The addition of Boeing’s new division headquarters in southeast Oklahoma City signifies the city’s growing relevance in the aerospace industry. Resources such as the 21st Century Quality Jobs Program and the Oklahoma Quick Action Closing Fund offer companies valuable incentives to include Oklahoma in their consideration when looking at expansion and new job creation. The division’s headquarters will create between 800 and 900 jobs, which will stimulate growth in other areas of the city, including residential, commercial and recreational.
Though the news of the Myriad Botanical Gardens’ recent award does not necessarily show economic progress like Boeing’s expansion, it is no less significant as a representation of the world-class features found in Oklahoma City.

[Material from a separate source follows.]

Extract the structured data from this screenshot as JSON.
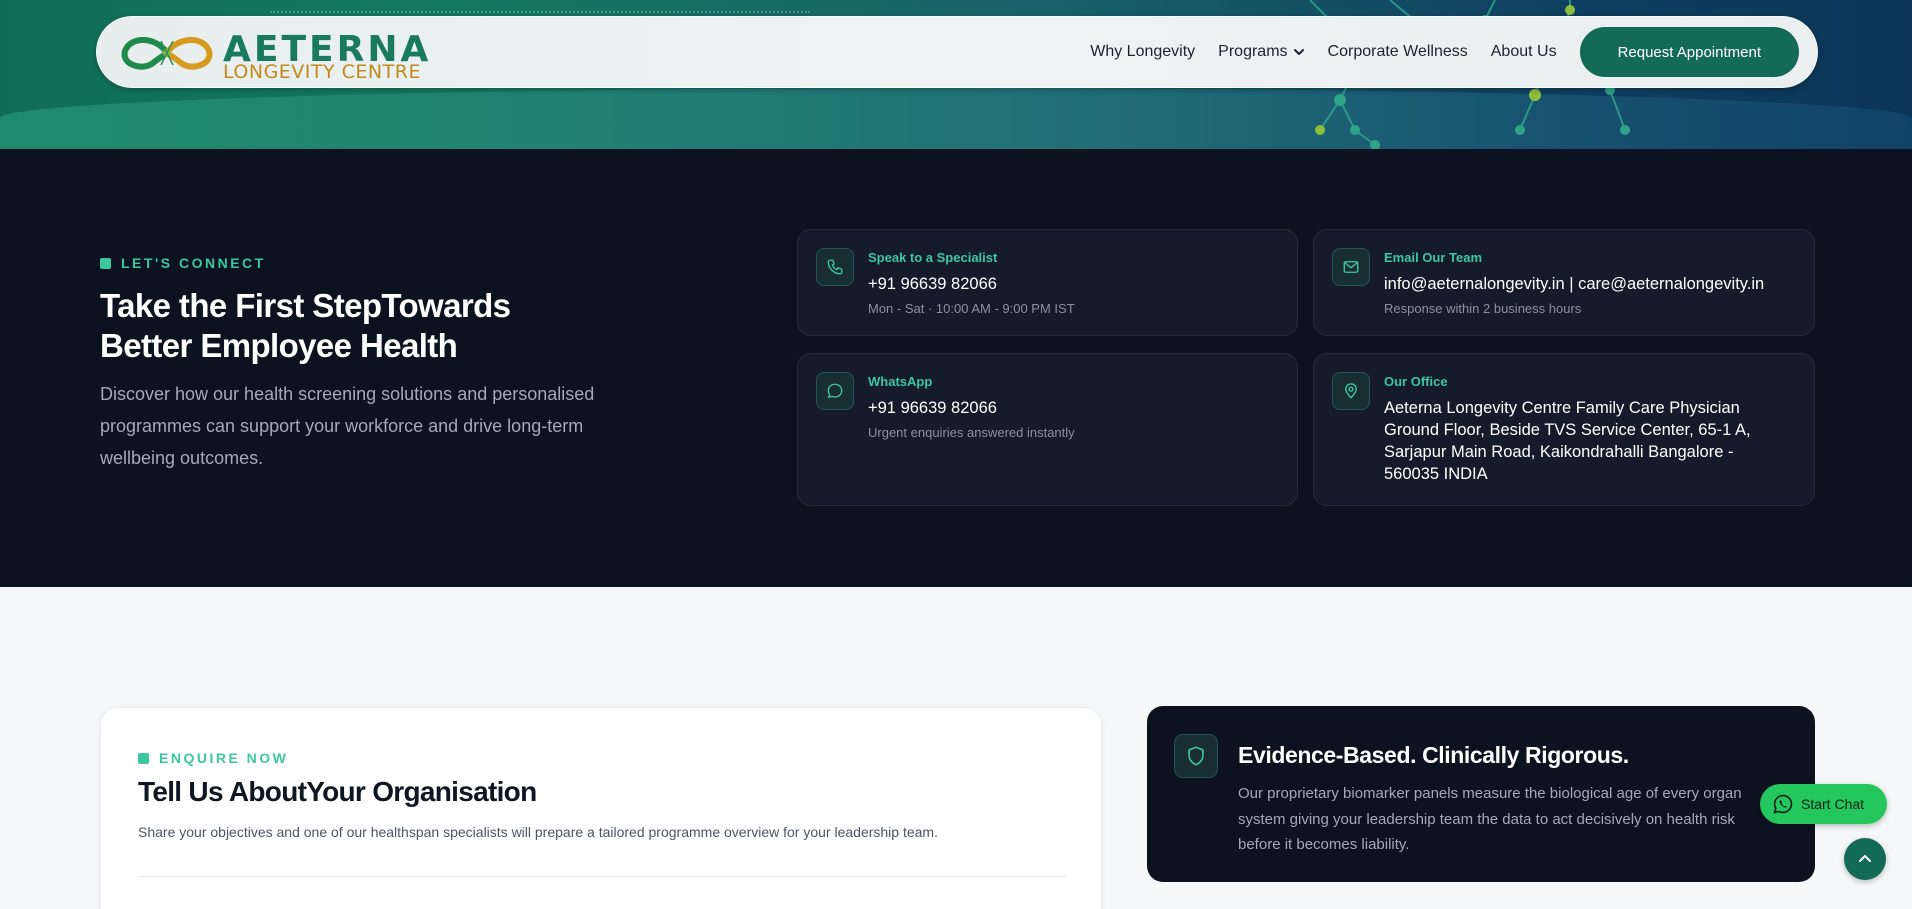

The Urban Open Space Award was one of two honors the city has received this year from the Urban Land Institute for its creation of vibrant spaces. Devon Energy Corp. earned the Global Award for Excellence in land use for its downtown headquarters. Oklahoma City is becoming a stronger pull for great architecture through the continual efforts of its city government and its many private businesses and organizations.
These acknowledgements and company expansions are proof that Oklahoma City is headed in the right direction – for businesses, travelers and residents alike. These urban spaces are essential for drawing in and retaining creative minds, entrepreneurs and young professionals, who help to energize and revitalize Oklahoma City during its development phase. New corporate facilities also bring about economic development through the extensive resources available to put back into the local economy.
Read the full article here in the October 14th edition of The Journal Record.